  That had been tricky. Very tricky and troublesome indeed. He had nearly given up on several occasions; it was very hard to bottle pure sunlight, and over the years the alchemist had had to suck and bleed and wheedle the sky dry, until the sun shriveled up entirely and the world turned to gray.

  But he had done it. After five long years, the alchemist had done it.

  And now the Lady Premiere would acknowledge his genius and celebrate his masterpiece, and he would become the Official Alchemist of the State, or the First Alchemist of the Highest Order, and he would attend state dinners and distribute thick cream-colored business cards with his name and title printed neatly on them—but not his number. It would be for him to decide whom he wanted to contact, and when. And he would have a real laboratory for his experiments, and absolutely no one would dare call him Magician anymore.

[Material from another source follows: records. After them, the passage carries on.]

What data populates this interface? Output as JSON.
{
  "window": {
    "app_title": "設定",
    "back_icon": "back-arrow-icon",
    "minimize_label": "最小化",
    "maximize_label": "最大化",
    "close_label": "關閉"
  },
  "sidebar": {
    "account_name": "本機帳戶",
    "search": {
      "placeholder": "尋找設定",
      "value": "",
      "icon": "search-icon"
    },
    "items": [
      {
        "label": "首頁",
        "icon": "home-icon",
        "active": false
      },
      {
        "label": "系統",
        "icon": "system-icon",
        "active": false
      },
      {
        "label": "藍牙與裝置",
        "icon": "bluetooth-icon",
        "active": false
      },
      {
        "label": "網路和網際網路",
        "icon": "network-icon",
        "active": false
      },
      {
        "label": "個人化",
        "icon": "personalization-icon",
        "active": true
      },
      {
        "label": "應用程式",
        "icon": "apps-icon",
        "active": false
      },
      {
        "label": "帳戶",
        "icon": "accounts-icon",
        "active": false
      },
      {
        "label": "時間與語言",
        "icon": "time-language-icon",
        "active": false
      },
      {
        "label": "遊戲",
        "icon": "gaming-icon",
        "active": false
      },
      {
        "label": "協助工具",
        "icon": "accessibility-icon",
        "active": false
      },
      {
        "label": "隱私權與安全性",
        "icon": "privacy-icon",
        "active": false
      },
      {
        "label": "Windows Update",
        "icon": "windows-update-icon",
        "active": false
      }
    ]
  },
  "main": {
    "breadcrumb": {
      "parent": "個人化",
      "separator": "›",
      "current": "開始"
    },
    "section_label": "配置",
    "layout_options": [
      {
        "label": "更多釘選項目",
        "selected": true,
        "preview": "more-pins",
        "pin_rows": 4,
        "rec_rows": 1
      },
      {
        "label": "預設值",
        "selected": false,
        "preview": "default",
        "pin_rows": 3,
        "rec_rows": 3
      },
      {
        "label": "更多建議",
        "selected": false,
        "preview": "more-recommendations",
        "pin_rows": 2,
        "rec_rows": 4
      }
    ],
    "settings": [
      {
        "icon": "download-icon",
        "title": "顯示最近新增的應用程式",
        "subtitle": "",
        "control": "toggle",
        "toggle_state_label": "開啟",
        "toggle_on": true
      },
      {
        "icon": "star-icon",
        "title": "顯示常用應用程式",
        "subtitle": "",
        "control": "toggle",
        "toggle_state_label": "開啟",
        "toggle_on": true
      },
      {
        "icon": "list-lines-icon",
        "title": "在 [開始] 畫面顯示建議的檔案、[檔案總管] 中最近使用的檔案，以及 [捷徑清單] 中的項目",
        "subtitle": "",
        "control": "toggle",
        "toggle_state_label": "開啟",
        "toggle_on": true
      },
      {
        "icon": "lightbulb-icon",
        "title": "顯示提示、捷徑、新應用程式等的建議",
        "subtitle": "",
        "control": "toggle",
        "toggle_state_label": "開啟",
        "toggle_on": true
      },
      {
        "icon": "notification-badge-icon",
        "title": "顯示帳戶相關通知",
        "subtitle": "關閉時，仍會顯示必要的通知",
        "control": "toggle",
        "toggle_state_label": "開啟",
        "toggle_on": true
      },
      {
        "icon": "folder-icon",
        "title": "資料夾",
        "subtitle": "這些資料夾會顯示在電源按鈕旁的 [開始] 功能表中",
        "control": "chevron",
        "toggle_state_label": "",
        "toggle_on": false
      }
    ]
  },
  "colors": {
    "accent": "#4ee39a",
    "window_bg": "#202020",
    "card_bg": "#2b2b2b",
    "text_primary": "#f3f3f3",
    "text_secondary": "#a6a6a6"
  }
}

  At last they had reached the tall wrought-iron fence that encircled the Lady Premiere’s six-story town house. Beyond the gates a rising mist made it impossible to see the Lady Premiere’s vast residence clearly. But various lit windows smoldered there beyond the fog, and made the alchemist think of rich upholstered furniture, and gold, and dark wood. He was very eager to get inside. The Lady Premiere was a princess in her native country—was it Austria or Russia? The alchemist could never remember. No, no. Perhaps it was Germany. Difficult to know. He had heard different things at different times. In any case, she was wonderfully and fabulously wealthy, and as a favorite of the mayor’s, she was also extremely powerful.